I was very impressed when reading an article lately about a former Playboy bunny, Kendra Wilkinson. She was talking about the lessons learned through a very difficult time in her marriage recently dealing with the infidelity of her husband, Hank Baskett. Through two years of couples counseling and their own tough conversations, they have landed upon truths about some of the central struggles and “learned to communicate with one another and forgive.” In my own work doing couples counseling in Orange County, I often find couples struggling with some of the same issues. So here are a few of the quotes from their interview to encourage you.
The former Playboy bunny says they worked it out with two years of intense couples counseling and learning to communicate with one another and forgive. Baskett also, at one point, gave his wife the freedom to be mentally “single.”
“You know, I believed I was single for a little bit of time there — I had divorced in my mind — and there came a point where I actually liked the feeling, and I accepted it,” Wilkinson shares. “So then when we started working things out, I was like, ‘Oh my God, I love him, but, like, I feel like I want to be single,’ so I didn’t know what I wanted. So Hank gave me the freedom to explore it, you know, mentally — not physically, but mentally — and he wanted to really let me know that this is what I want. And I ended up coming out of it that knowing that this is truly what I want.”
The 30-year-old “Kendra on Top” star says she was completely open about her flirtations with other men, including a “guy from the past” that contacted her. “I would say, ‘You know what, right now, there’s this guy from the past that’s texting me and I don’t know how to feel about it because I actually still kind of have feelings,'” she admits. “So we’re very open about those kinds of talks. Nothing ever happened physically, or nothing even crossed the line,” she stresses. “It was just, like, mental chaos.”
Baskett says…”I was like, ‘You can go on out — I and the kids will still be here — so you can make your decision.
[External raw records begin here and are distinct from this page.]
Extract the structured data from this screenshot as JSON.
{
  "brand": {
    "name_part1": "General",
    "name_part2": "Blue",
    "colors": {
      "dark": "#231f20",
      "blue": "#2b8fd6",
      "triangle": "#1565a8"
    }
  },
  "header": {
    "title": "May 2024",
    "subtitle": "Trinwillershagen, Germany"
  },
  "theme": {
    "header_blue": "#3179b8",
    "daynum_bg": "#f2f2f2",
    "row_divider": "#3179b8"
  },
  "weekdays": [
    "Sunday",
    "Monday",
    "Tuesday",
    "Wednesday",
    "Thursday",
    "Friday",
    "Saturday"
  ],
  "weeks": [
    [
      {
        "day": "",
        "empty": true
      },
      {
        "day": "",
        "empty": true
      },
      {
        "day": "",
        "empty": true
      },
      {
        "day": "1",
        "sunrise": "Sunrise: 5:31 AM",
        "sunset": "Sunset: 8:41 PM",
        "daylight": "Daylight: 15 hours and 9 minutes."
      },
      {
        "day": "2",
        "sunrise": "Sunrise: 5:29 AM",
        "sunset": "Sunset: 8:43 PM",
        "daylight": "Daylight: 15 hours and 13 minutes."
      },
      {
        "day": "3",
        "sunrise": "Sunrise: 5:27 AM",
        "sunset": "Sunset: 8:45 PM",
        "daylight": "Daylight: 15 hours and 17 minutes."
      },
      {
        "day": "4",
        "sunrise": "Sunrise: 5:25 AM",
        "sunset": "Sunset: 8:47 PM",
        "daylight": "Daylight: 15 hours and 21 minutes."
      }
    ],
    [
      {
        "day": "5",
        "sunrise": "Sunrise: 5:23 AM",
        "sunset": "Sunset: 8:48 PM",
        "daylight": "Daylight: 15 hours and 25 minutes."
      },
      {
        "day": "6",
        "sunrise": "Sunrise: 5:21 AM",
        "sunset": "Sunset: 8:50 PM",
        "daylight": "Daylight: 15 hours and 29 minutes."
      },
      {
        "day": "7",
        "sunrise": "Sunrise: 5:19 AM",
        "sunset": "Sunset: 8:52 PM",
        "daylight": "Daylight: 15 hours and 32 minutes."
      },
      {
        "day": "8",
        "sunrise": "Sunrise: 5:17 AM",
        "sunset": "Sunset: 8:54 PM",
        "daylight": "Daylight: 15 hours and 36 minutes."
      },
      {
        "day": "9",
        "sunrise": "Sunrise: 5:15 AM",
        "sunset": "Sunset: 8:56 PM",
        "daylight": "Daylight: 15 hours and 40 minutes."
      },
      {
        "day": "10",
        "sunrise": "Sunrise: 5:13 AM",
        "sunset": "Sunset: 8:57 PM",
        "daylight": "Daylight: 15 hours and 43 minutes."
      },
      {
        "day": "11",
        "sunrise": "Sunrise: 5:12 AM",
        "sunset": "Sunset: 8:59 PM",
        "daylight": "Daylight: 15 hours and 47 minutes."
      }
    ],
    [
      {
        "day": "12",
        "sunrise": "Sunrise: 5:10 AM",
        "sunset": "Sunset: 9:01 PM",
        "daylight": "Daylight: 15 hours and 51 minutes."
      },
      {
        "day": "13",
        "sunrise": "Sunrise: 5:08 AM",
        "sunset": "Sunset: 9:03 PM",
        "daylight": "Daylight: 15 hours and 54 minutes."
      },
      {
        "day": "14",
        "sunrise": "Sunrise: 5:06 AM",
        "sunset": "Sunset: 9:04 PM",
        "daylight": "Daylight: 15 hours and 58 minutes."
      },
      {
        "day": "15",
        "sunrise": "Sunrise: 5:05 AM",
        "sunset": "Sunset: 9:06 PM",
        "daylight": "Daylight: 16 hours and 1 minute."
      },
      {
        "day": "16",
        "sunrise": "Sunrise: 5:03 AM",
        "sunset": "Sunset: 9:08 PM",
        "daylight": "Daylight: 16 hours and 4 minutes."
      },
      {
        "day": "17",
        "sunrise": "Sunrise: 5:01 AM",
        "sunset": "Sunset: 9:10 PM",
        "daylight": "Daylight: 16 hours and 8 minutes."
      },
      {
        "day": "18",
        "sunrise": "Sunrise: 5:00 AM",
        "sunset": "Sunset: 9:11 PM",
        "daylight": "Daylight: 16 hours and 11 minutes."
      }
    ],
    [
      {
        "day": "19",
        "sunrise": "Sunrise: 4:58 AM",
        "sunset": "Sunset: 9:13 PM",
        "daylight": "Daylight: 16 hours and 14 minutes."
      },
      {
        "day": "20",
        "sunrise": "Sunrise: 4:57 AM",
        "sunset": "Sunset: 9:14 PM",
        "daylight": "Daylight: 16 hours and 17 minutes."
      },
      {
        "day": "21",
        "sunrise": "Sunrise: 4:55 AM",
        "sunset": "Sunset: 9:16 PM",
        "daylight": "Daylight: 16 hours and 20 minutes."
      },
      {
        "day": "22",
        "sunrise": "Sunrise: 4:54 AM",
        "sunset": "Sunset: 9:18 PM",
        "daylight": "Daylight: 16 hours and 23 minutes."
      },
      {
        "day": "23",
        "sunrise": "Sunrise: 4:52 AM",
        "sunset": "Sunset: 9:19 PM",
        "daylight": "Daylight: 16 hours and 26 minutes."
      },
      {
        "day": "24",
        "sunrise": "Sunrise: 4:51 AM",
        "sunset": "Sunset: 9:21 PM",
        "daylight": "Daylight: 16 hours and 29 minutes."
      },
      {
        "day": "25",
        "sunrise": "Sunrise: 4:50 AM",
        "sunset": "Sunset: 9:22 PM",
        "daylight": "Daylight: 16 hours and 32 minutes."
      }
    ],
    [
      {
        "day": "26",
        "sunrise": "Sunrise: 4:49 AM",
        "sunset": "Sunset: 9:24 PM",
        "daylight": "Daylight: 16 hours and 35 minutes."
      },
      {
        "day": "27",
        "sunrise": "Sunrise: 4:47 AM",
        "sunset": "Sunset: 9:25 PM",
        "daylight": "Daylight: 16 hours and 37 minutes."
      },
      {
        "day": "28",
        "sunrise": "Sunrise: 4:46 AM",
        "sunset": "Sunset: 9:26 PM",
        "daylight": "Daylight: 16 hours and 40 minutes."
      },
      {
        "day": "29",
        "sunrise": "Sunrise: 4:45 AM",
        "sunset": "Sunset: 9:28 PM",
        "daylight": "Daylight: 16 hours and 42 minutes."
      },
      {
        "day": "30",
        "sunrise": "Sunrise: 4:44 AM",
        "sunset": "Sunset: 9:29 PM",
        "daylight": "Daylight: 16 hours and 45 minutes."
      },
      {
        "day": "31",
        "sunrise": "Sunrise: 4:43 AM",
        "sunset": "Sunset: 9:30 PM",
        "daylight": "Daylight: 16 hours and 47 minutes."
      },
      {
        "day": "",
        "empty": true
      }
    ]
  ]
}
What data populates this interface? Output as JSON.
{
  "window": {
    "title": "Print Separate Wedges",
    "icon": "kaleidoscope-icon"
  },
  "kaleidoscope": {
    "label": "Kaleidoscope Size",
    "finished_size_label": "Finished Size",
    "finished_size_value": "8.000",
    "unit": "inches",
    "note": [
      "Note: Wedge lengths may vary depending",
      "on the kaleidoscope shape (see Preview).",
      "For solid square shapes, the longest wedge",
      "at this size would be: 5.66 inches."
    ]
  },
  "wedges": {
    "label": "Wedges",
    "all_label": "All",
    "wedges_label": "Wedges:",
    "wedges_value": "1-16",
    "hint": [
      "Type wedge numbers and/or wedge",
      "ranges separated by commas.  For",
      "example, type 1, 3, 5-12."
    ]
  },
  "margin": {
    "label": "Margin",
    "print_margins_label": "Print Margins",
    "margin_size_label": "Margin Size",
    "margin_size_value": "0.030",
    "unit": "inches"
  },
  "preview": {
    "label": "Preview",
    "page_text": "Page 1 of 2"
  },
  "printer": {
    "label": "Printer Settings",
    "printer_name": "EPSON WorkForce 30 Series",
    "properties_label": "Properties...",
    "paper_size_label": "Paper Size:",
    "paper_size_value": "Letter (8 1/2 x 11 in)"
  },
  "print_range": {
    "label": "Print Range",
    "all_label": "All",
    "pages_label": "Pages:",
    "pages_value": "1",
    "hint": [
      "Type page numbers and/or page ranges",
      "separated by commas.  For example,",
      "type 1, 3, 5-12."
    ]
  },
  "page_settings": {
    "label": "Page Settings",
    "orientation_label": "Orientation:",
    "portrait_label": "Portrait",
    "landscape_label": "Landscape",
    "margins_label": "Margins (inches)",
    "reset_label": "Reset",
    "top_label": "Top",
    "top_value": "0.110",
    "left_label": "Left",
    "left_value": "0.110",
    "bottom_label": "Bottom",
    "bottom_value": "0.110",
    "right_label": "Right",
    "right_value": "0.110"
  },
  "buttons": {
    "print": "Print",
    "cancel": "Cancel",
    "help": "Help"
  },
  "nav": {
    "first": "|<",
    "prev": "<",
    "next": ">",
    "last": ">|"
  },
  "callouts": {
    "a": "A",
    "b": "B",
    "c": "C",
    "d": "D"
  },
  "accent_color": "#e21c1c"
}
I’ll be here comfortable, but go play around if you want.’”
“I don’t say the word ‘cheat,'” Wilkinson commented at the time about her husband’s reported transgressions. “I can say he was not loyal to me. I don’t care about the act. I care about how he reacted to it and how I was told by the media what happened. That scared me.” He says shame prevented him from telling the truth about the incident to his family and friends. Despite admitting to kicking him out and threatening divorce, Wilkinson, 30, is now standing behind her husband.
Regardless of how you feel about their lifestyle choices, this couple has worked through a barrier that is often never approached in a marriage. With a lot of time and effort invested, they were each able to grow an identity for themselves as separate individuals. From that position of freedom, they could then choose what they really wanted instead of what they feared losing. Often, crisis situations cause couples to blindly cling to each other for fear of losing each other. This fear of being alone prevents them from digging deeper to understand the growth areas and needs underneath the problematic behaviors. Fearful clinging then leads to targeting the problematic behavior as THE issue, rather than a symptom of a deeper issue. Unfortunately, this just keeps a couple co-dependent upon one another where neither is sure they can stand on their own as an individual, so nobody gets around to exploring the real issues underneath the problematic behaviors.
With the help of a great therapist and some painful, volatile, scary and confusing moments, Hank and Kendra have carved out separate identities that have truly strengthened their ability to come together as equal partners who can say what they need. I commend them for their hard work. Even their willingness to share their story and process only confirm this growth and courage to be known beyond the “shiny veneer” many hides behind here in Orange County. They would have a lot to offer as couples counselors. But if Hank and Kendra aren’t available to help you with couples therapy, Orange County has a few other therapists, such as myself, who would probably also be able to help work through the difficult conversations and build up your relationship.